Context. Sky surveys produce enormous quantities of data on extensive regions of the sky. The easiest way to access this information is through catalogues of standardised data products. XMM-Newton has been surveying the sky in the X-ray, ultra-violet, and optical bands for 20 years.
Aims: The XMM-Newton Survey Science Centre has been producing standardised data products and catalogues to facilitate access to the serendipitous X-ray sky.
Methods: Using improved calibration and enhanced software, we re-reduced all of the 14 041 XMM-Newton X-ray observations, of which 11 204 observations contained data with at least one detection and with these we created a new, high quality version of the XMM-Newton serendipitous source catalogue, 4XMM-DR9.
Results: 4XMM-DR9 contains 810 795 detections down to a detection significance of 3σ, of which 550 124 are unique sources, which cover 1152 degrees2 (2.85%) of the sky. Filtering 4XMM-DR9 to retain only the cleanest sources with at least a 5σ detection significance leaves 433 612 detections. Of these detections, 99.6% have no pileup. Furthermore, 336 columns of information on each detection are provided, along with images. The quality of the source detection is shown to have improved significantly with respect to previous versions of the catalogues. Spectra and lightcurves are also made available for more than 288 000 of the brightest sources (36% of all detections).
Astronomy and Astrophysics
- Pub Date:
- September 2020
- astronomical databases: miscellaneous;
- X-rays: general;

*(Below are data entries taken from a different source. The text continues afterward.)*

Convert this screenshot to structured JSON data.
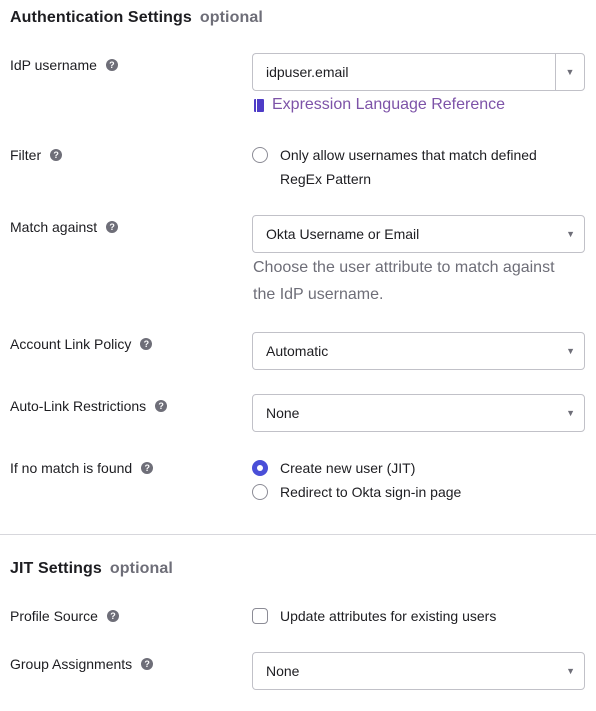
{
  "auth_section": {
    "title": "Authentication Settings",
    "optional": "optional",
    "idp_username": {
      "label": "IdP username",
      "value": "idpuser.email",
      "link": "Expression Language Reference"
    },
    "filter": {
      "label": "Filter",
      "checkbox_label_line1": "Only allow usernames that match defined",
      "checkbox_label_line2": "RegEx Pattern",
      "checked": false
    },
    "match_against": {
      "label": "Match against",
      "value": "Okta Username or Email",
      "help_line1": "Choose the user attribute to match against",
      "help_line2": "the IdP username."
    },
    "account_link_policy": {
      "label": "Account Link Policy",
      "value": "Automatic"
    },
    "auto_link_restrictions": {
      "label": "Auto-Link Restrictions",
      "value": "None"
    },
    "no_match": {
      "label": "If no match is found",
      "options": [
        "Create new user (JIT)",
        "Redirect to Okta sign-in page"
      ],
      "selected": "Create new user (JIT)"
    }
  },
  "jit_section": {
    "title": "JIT Settings",
    "optional": "optional",
    "profile_source": {
      "label": "Profile Source",
      "checkbox_label": "Update attributes for existing users",
      "checked": false
    },
    "group_assignments": {
      "label": "Group Assignments",
      "value": "None"
    }
  },
  "icons": {
    "help": "question-mark-help-icon",
    "caret": "caret-down-icon",
    "book": "book-icon"
  },
  "colors": {
    "accent_radio": "#4a4fd8",
    "link": "#7d53a8",
    "muted_text": "#6e6e78"
  }
}
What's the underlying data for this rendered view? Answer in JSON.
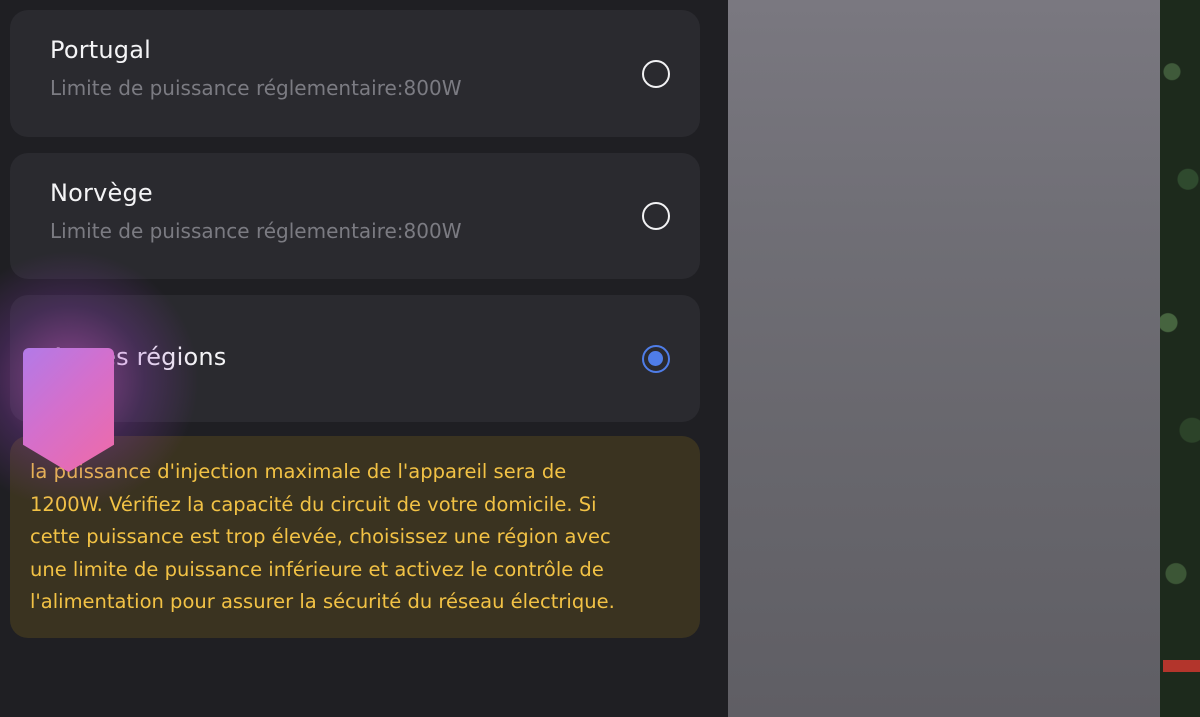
{
  "regions": [
    {
      "name": "Portugal",
      "limit": "Limite de puissance réglementaire:800W",
      "selected": false
    },
    {
      "name": "Norvège",
      "limit": "Limite de puissance réglementaire:800W",
      "selected": false
    },
    {
      "name": "Autres régions",
      "selected": true
    }
  ],
  "warning": {
    "lines": [
      "la puissance d'injection maximale de l'appareil sera de",
      "1200W. Vérifiez la capacité du circuit de votre domicile. Si",
      "cette puissance est trop élevée, choisissez une région avec",
      "une limite de puissance inférieure et activez le contrôle de",
      "l'alimentation pour assurer la sécurité du réseau électrique."
    ]
  },
  "colors": {
    "accent": "#4f7de8",
    "warning_text": "#f2c245",
    "card_bg": "#2a2a2f",
    "screen_bg": "#1f1f23"
  },
  "icons": {
    "radio_unselected": "radio-outline",
    "radio_selected": "radio-filled",
    "overlay_marker": "pointer-marker"
  }
}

- Astrophysics - High Energy Astrophysical Phenomena
- 14 pages, 11 figures, accepted to be published Astronomy and Astrophysics (A&